Apreviously healthy 7-year-old Hispanic boy presented with acute onset of abdominal pain to our emergency department (ED). Intermittent pain was referred to the mid-epigastric region lasting between 5 and 10 minutes, followed by a 20- to 30-minute period of calm. The pain did not radiate and improved with knees-to-chest positioning. Several episodes of emesis were associated with painful cramps. The parent denied any recent fever, diarrhea, headache, or rashes on the body. His medical history did not include constipation, recent abdominal injury, chronic gastrointestinal disease, abdominal surgery, or urinary tract infections. Upon arrival to the ED, the child’s physical examination revealed a healthy-looking, well-nourished child. His abdomen was soft and nondistended. Bowel sounds were present. No mass or hernia was palpable. Cardiopulmonary and neurologic exams were unremarkable. ED diagnostic work-up included an abdominal ultrasound that revealed a distinct concentric intestinal image in the left lower quadrant (
). This “doughnut-like” structure measured 2.5 cm in width (external ring approximately 0.7 cm) with normal blood perfusion on color Doppler (
Intussusception is the most common cause of intestinal obstruction in children younger than age 2 years. More than 90% of cases of intussusception that occur in pediatric patients are of an ileo-colic, ileo-cecal, or ileo-ileo-colic type.
Distinctly, more than 50% of adult intussusceptions are small bowel intussusceptions (SBI), and they are secondary to an underlying disease (eg, neoplastic tumors).
Transient SBI in children is accepted to be infrequent in the medical literature.
Intussusception of clinical relevance occurs most often near the ileocecal junction (“ileo-colic”); however, small bowel “ileal-ileal,” “jejunal-jejunal,” and “jejuno-ileal” types have also been described.
Overall, SBI usually occurs in young children without gender predominance.
Characteristically, an intestinal lead point serves as the head of the intussusception, which is drawn into the distal gut by hyperperistaltic activity.
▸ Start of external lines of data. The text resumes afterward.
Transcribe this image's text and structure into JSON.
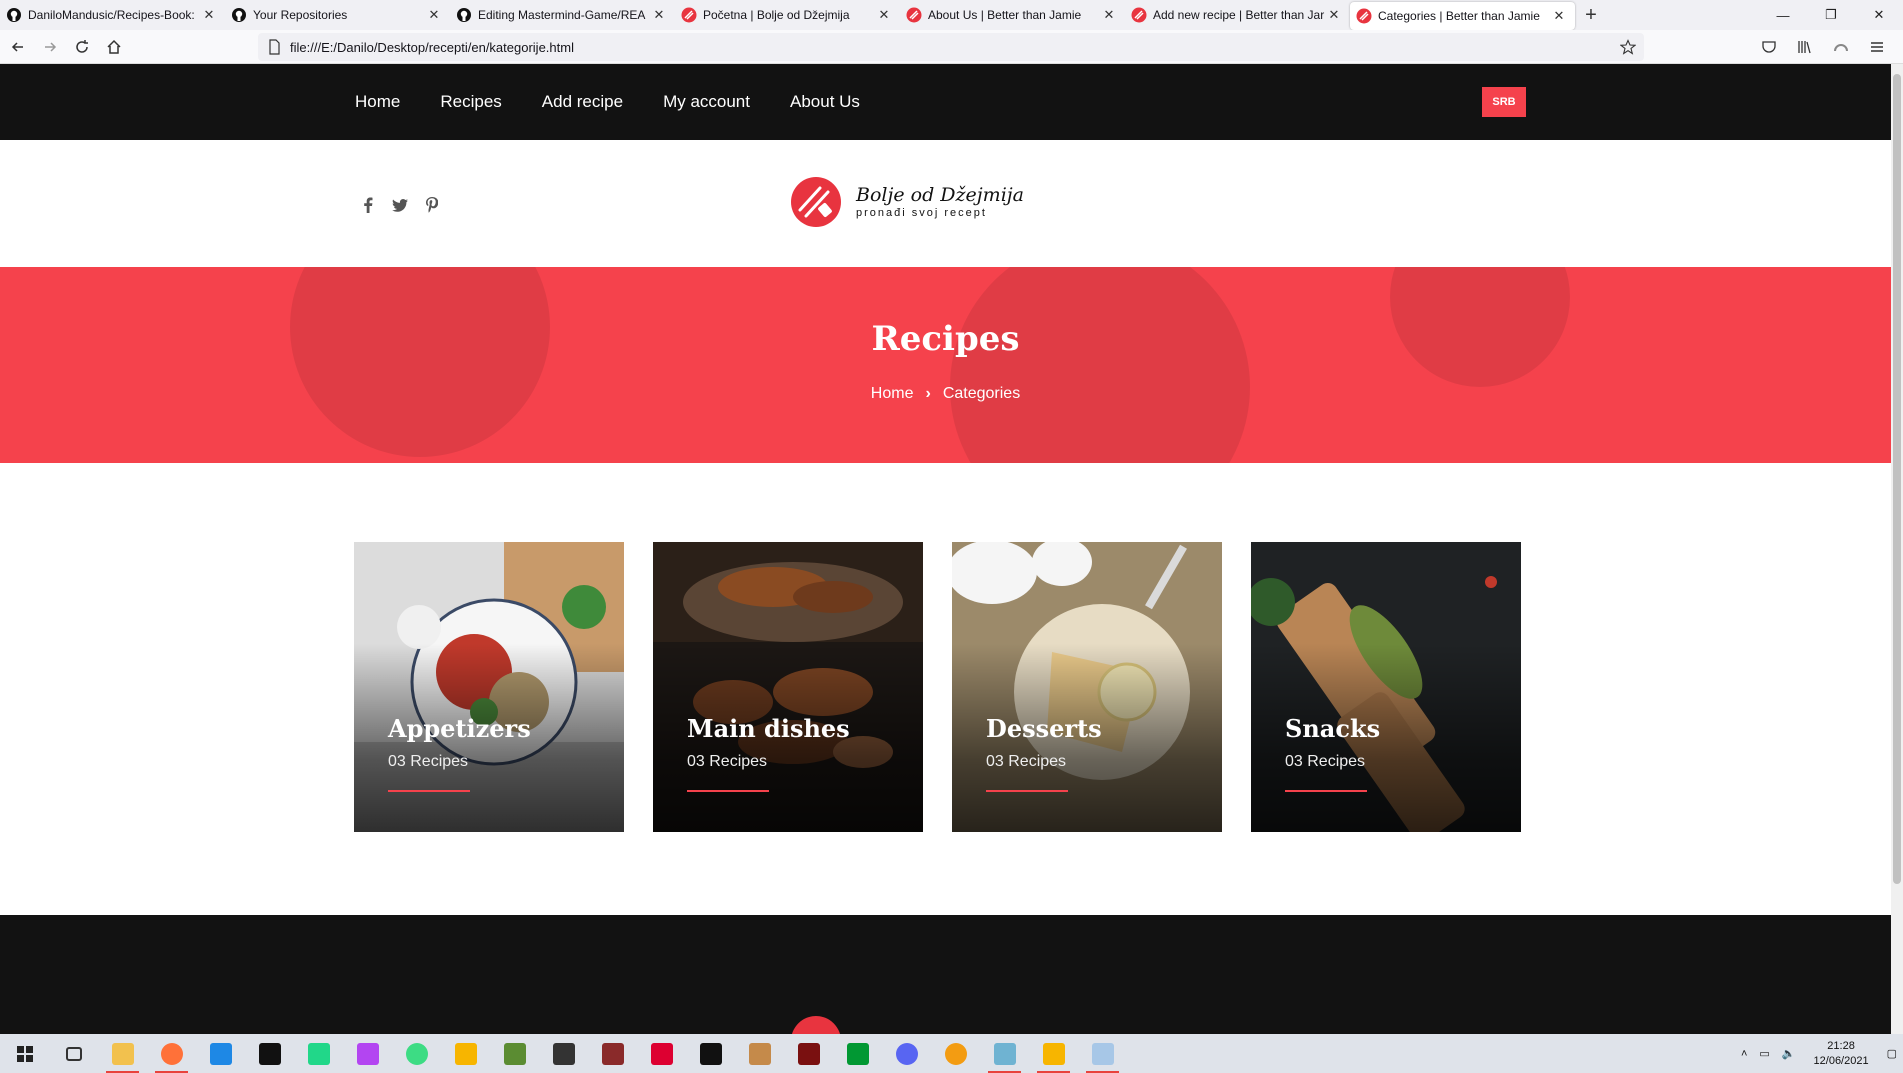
{
  "browser": {
    "tabs": [
      {
        "title": "DaniloMandusic/Recipes-Book:",
        "icon": "github-icon",
        "active": false
      },
      {
        "title": "Your Repositories",
        "icon": "github-icon",
        "active": false
      },
      {
        "title": "Editing Mastermind-Game/REA",
        "icon": "github-icon",
        "active": false
      },
      {
        "title": "Početna | Bolje od Džejmija",
        "icon": "site-logo-icon",
        "active": false
      },
      {
        "title": "About Us | Better than Jamie",
        "icon": "site-logo-icon",
        "active": false
      },
      {
        "title": "Add new recipe | Better than Jar",
        "icon": "site-logo-icon",
        "active": false
      },
      {
        "title": "Categories | Better than Jamie",
        "icon": "site-logo-icon",
        "active": true
      }
    ],
    "url": "file:///E:/Danilo/Desktop/recepti/en/kategorije.html"
  },
  "site": {
    "nav": {
      "home": "Home",
      "recipes": "Recipes",
      "add_recipe": "Add recipe",
      "my_account": "My account",
      "about_us": "About Us",
      "lang_button": "SRB"
    },
    "brand": {
      "name": "Bolje od Džejmija",
      "tagline": "pronađi svoj recept"
    },
    "hero": {
      "title": "Recipes",
      "breadcrumb_home": "Home",
      "breadcrumb_current": "Categories"
    },
    "categories": [
      {
        "title": "Appetizers",
        "count": "03 Recipes"
      },
      {
        "title": "Main dishes",
        "count": "03 Recipes"
      },
      {
        "title": "Desserts",
        "count": "03 Recipes"
      },
      {
        "title": "Snacks",
        "count": "03 Recipes"
      }
    ],
    "accent_color": "#f5424c",
    "dark_color": "#121212"
  },
  "taskbar": {
    "time": "21:28",
    "date": "12/06/2021"
  }
}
If progressive, intestinal wall edema could lead to focal ischemia and bowel necrosis. In most of the cases (80%–90%), there is no identifiable cause and, hence, it is considered idiopathic.
However, it is often preceded by a viral illness (gastroenteritis or upper respiratory). Rotavirus and adenovirus have been identified in up to 50% of children with gastroenteritis who develop “ileo-colic” intussusceptions.
It has been hypothesized that hypertrophic Peyer’s patches in the lymphoid-rich terminal ileum may act as an acute lead point.
Common pathologic lead points have been described in several clinical conditions, including Meckel’s diverticulum, polyps, foreign bodies (eg, gastrojejunostomy tube feeding), lymphomas, or conditions that affect bowel motility or wall thickness, such as Henoch-Schonlein purpura, cystic fibrosis, hemolytic uremic syndrome, and celiac disease.
Infants may manifest with the classic clinical triad of colicky pain, vomiting, and “red currant jelly” stools. Intermittent pain usually arises in 15- to 30 minute intervals followed by a calm period. If invagination progresses, the patient develops bilious vomiting, abdominal distension, and lethargy. In less than one-third of cases, abdominal physical examination reveals a curved sausage-shape mass on palpation.
Ultrasonography (US) is the preferred diagnostic imaging modality because there is no irradiation, the diagnostic sensitivity of US is 98.5%, and the specificity is 100%.
The typical US pattern of a “doughnut” sign or “target” sign in the transverse section and the “pseudo-kidney” sign in the longitudinal section both represent a layer of the intestine within the intestine. Small bowel intussusception “doughnuts” appear more often in the paraumbilical and left quadrants, differentiating them from the typical right quadrant location of ileocolic intussusceptions.
There are conflicting reports in the literature as to the surgical predictive value of the transverse diameter and the outer thickness of the external ring in SBI images. In a small study by Zhang et al,
outer ring thickness greater than 0.4 cm was predictive of need for surgical reduction; however no such relationship was found in similar studies.
Absence of color flow in Doppler suggests compromise of the mesenteric vasculature, indicating a potentially difficult reduction and a lower reduction success rate.
Characteristic US findings of the transient small bowel “ileal-ileal” intussusception include small size of the doughnut ring (2–3 cm), no recognizable lead point, short segment length of less than 3.5 cm, normal vascularity on color Doppler US, and preserved wall motion.
Due to the availability of US imaging in most emergency departments, small bowel intussusceptions may be readily identified and characterized by these recommended criteria.
Physicians should also be aware of the small but significant number of patients who have recurrence within days to years following spontaneous or operative reduction and should review warning signs with parents or caregivers.
Clinical observation with judicious US monitoring rather than a surgical intervention is recommended for those patients with typical transient small bowel intussusceptions. Atypical US findings or clinical deterioration of the child with persistent intussusception warrant surgical exploration.